BRIEF: Gather all lines in the entries below that include the word "JSON".

INFORMATION SHOWN:
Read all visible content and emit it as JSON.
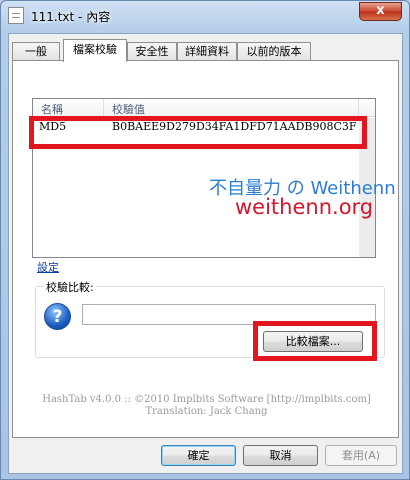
{
  "window": {
    "title": "111.txt - 內容",
    "close_label": "x"
  },
  "tabs": [
    {
      "label": "一般",
      "active": false
    },
    {
      "label": "檔案校驗",
      "active": true
    },
    {
      "label": "安全性",
      "active": false
    },
    {
      "label": "詳細資料",
      "active": false
    },
    {
      "label": "以前的版本",
      "active": false
    }
  ],
  "hash_list": {
    "columns": [
      "名稱",
      "校驗值"
    ],
    "rows": [
      {
        "name": "MD5",
        "value": "B0BAEE9D279D34FA1DFD71AADB908C3F"
      }
    ]
  },
  "watermark": {
    "line1": "不自量力 の Weithenn",
    "line2": "weithenn.org"
  },
  "settings_link": "設定",
  "compare": {
    "group_title": "校驗比較:",
    "input_value": "",
    "button_label": "比較檔案..."
  },
  "credits": {
    "line1": "HashTab v4.0.0 :: ©2010 Implbits Software [http://implbits.com]",
    "line2": "Translation: Jack Chang"
  },
  "buttons": {
    "ok": "確定",
    "cancel": "取消",
    "apply": "套用(A)"
  },
  "colors": {
    "highlight": "#e3151e",
    "watermark_blue": "#2a7ed2",
    "watermark_red": "#d6162a"
  }
}
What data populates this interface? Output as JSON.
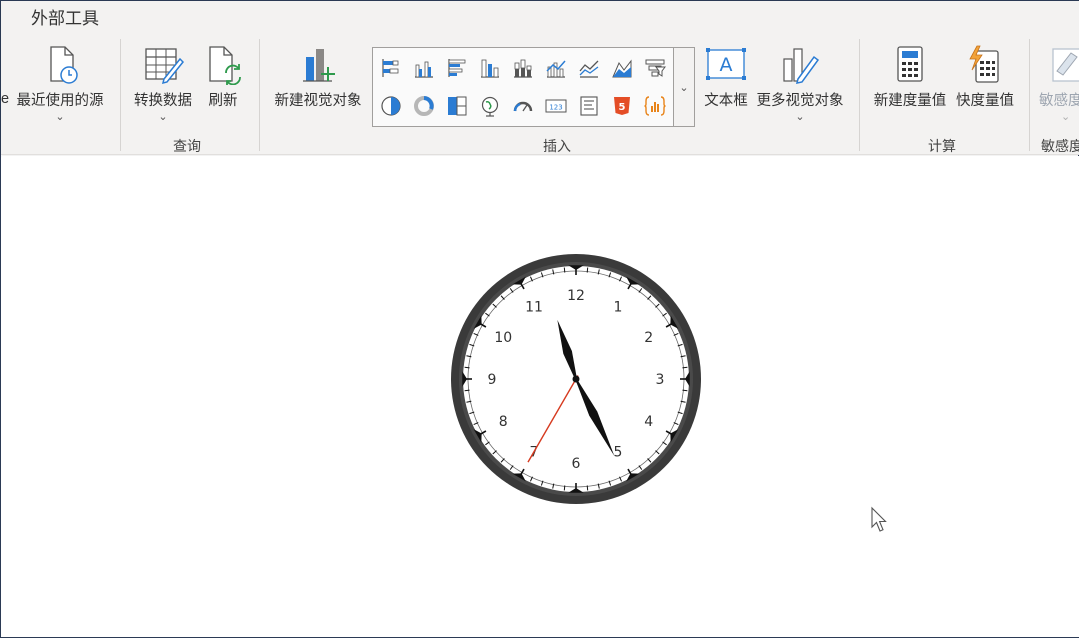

ANSWER SPACE:
Read all visible content and emit it as JSON.
What data populates this interface? Output as JSON.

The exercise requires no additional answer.